‘Ballistic blocks’ being shot from Hawaii volcano could mark onset of major eruptions.
HOnOlUlU: “Ballistic blocks” the size of microwave ovens shot from Hawaii’s Kilauea volcano in what may be the start of explosive eruptions that could spew huge ash plumes and hurl smaller rocks for miles, the US Geological Survey said.
Such eruptions, last seen nearly a century ago, have been a looming threat since Kilauea, one of the world’s most active volcanoes, erupted nearly two weeks ago.
Explosions in Kilauea’s crater sparked an aviation red alert due to risks the ash plume could blow into aircraft routes and damage jet engines.
More explosions are expected and may be more powerful, the USGS warned.
These steam-driven blasts could send a 20,000-foot (6,100m) ash plume out of the crater, hurling 10 to 12 tonne boulders up to half a mile (800m) and scatter pebble-sized rocks over 12 miles (19km), the USGS has said.
This type of eruption has the potential to carpet the Big Island in much thicker ash than current dustings and possibly spread the powder and volcanic smog across the Hawaiian islands and farther afield if it enters the stratosphere.
“This morning dense ballistic blocks up to 60cm across were found in the parking lot a few hundred metres from Halemaumau (Kilauea’s crater),” the USGS said in a statement.
“These reflect the most energetic explosions yet observed and could reflect the onset of steam-driven explosive activity.
A 4.2 magnitude earthquake at the volcano at 8.36am prompted authorities to issue an alert reassur- ing rattled Big Island residents that there was no risk of a tsunami from the volcanic activity.
Earthquakes were damaging roads and buildings on Hawaii’s Big Island as ash emissions streamed from Kilauea volcano.
The strongest shaking was recorded around 8.30am, measured as a 4.4-magnitude earthquake.
The floor of the summit crater has also dropped about 90cm, as the threat of a strong, explosive eruption at the top of the volcano loomed.
The ground was deflating as the crater’s lava levels fell, causing stress faults around the crater to move, resulting in the earthquakes.

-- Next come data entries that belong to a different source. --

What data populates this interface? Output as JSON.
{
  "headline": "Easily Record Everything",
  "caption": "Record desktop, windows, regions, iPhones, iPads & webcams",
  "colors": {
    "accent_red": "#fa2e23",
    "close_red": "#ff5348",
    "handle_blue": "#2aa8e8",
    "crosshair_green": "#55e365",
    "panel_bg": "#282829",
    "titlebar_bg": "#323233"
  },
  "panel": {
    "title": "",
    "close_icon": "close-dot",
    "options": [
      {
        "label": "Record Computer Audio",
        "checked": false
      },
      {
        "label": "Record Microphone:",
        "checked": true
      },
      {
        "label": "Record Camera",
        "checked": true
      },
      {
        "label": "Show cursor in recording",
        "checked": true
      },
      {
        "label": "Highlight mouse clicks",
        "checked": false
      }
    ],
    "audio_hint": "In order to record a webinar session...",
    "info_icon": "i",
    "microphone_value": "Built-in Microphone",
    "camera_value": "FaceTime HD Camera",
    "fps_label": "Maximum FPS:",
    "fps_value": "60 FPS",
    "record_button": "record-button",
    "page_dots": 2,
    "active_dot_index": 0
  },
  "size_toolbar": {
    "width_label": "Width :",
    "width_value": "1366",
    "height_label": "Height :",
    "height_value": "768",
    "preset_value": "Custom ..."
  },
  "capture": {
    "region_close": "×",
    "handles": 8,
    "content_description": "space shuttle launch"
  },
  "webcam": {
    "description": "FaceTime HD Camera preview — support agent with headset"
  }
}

More were expected.
Ash spewed from the summit at Hawaii’s Kilauea volcano, though emissions decreased from Tuesday.
These plumes are separate from the lava eruptions happening roughly 40km away from summit, where about 20 lava fissures have destroyed more than two dozen homes and forced the evacuation of about 2,000 residents.
Cracks formed on a highway near the entrance to Hawaii Volcanoes National Park, said the Hawaii Police Department. Much of the park remains closed.
“We’re all safe, and I wish they’d open the park back up, but they have to keep it safe for everybody,” said Ken McGilvray, an area resident.
“We live on a volcano!” Hawaii Governor David Ige said the state is forming a joint task force that could handle mass evacuations of the Big Island’s Puna district if lava from Kilauea volcano covers major roads and isolates the area. — AP/Reuters